# What to work on
These entries are to be retyped in full, word for word.

# Data to examine
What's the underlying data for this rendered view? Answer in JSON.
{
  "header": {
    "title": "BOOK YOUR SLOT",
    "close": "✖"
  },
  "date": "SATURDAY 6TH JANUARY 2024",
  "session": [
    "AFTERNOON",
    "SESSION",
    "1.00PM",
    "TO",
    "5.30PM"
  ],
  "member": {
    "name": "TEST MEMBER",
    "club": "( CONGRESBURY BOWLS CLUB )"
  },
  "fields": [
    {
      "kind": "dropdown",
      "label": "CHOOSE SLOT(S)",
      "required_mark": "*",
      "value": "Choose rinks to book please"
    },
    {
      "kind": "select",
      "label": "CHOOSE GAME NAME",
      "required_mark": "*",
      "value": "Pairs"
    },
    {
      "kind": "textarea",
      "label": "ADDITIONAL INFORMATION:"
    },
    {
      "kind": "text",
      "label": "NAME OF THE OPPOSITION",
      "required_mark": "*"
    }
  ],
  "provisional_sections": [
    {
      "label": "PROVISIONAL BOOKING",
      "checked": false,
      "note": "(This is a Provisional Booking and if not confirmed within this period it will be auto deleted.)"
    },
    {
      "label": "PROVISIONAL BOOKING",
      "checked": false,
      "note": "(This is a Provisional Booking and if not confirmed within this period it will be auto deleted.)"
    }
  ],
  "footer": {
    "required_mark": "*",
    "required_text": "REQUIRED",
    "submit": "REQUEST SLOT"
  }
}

# Answer for this exercise
What's the underlying data for this rendered view? Answer in JSON.
{
  "header": {
    "title": "BOOK YOUR SLOT",
    "close": "✖"
  },
  "date": "SATURDAY 6TH JANUARY 2024",
  "session": [
    "AFTERNOON",
    "SESSION",
    "1.00PM",
    "TO",
    "5.30PM"
  ],
  "member": {
    "name": "TEST MEMBER",
    "club": "( CONGRESBURY BOWLS CLUB )"
  },
  "fields": [
    {
      "kind": "dropdown",
      "label": "CHOOSE SLOT(S)",
      "required_mark": "*",
      "value": "Choose rinks to book please"
    },
    {
      "kind": "select",
      "label": "CHOOSE GAME NAME",
      "required_mark": "*",
      "value": "Pairs"
    },
    {
      "kind": "textarea",
      "label": "ADDITIONAL INFORMATION:"
    },
    {
      "kind": "text",
      "label": "NAME OF THE OPPOSITION",
      "required_mark": "*"
    }
  ],
  "provisional_sections": [
    {
      "label": "PROVISIONAL BOOKING",
      "checked": false,
      "note": "(This is a Provisional Booking and if not confirmed within this period it will be auto deleted.)"
    },
    {
      "label": "PROVISIONAL BOOKING",
      "checked": false,
      "note": "(This is a Provisional Booking and if not confirmed within this period it will be auto deleted.)"
    }
  ],
  "footer": {
    "required_mark": "*",
    "required_text": "REQUIRED",
    "submit": "REQUEST SLOT"
  }
}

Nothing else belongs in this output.